**Problem requirements**
Look below. Copy each line that has "title" in it.

**Supplied entries**
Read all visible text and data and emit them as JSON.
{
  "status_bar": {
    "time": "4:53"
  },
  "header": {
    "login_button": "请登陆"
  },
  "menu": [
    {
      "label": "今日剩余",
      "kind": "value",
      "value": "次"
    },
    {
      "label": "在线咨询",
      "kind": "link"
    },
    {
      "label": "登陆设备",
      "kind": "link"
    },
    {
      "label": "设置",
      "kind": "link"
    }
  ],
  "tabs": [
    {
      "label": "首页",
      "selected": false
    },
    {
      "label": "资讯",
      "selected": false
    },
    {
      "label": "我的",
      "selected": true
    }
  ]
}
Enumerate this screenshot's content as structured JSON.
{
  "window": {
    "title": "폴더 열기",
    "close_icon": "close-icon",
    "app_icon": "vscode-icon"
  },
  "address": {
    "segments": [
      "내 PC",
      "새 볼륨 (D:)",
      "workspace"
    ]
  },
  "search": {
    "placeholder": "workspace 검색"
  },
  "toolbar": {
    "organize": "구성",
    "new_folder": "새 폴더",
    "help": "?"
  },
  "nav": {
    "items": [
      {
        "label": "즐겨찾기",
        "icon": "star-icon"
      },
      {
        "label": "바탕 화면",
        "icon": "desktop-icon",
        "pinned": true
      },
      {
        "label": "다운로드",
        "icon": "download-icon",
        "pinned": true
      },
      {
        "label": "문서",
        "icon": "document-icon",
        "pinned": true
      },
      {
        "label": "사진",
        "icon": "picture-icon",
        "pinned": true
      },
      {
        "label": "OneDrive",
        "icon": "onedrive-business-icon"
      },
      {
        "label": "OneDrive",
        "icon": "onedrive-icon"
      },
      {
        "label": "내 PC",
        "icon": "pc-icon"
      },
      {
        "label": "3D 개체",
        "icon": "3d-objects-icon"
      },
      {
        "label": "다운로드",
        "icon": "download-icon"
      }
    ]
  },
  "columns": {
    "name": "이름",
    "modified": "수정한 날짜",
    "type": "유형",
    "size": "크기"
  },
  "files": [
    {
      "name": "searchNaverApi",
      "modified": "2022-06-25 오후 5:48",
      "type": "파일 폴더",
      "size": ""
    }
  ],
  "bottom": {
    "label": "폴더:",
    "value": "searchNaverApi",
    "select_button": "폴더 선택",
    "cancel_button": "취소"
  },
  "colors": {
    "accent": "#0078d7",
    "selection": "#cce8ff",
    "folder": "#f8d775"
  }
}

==

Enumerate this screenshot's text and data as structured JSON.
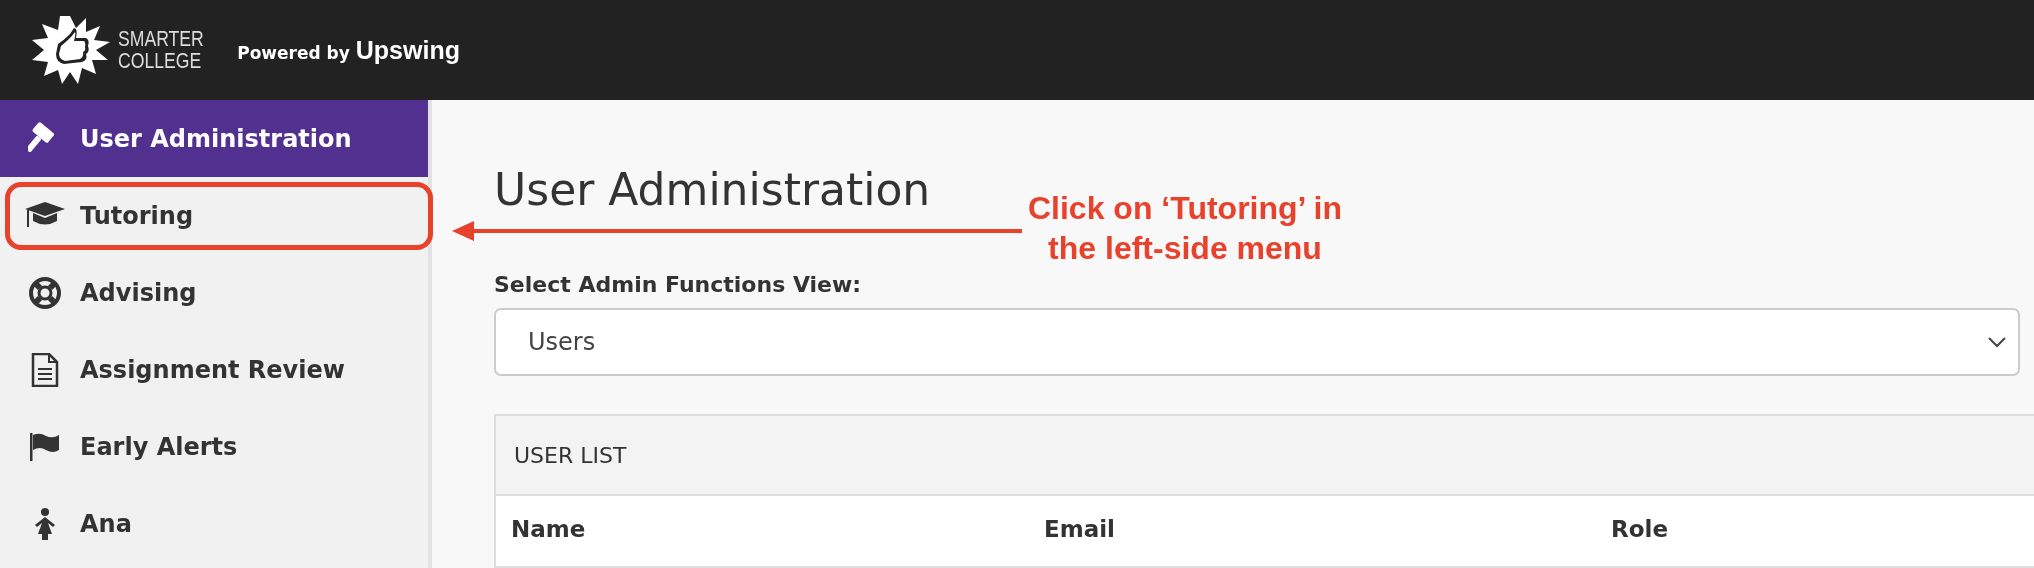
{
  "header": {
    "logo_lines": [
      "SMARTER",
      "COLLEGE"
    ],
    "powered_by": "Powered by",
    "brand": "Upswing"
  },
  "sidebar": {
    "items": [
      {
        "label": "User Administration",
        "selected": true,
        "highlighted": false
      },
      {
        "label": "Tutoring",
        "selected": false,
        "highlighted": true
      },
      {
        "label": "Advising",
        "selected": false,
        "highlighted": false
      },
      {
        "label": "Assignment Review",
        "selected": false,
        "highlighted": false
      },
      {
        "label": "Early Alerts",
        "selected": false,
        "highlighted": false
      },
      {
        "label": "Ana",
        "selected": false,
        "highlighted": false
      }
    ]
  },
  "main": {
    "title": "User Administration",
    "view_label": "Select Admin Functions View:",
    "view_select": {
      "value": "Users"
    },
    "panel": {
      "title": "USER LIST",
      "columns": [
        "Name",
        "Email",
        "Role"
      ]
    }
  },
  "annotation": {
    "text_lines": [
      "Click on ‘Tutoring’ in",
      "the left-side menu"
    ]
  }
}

**Exercise answer**
    "title": "폴더 열기",
    "title": "User Administration",
      "title": "USER LIST",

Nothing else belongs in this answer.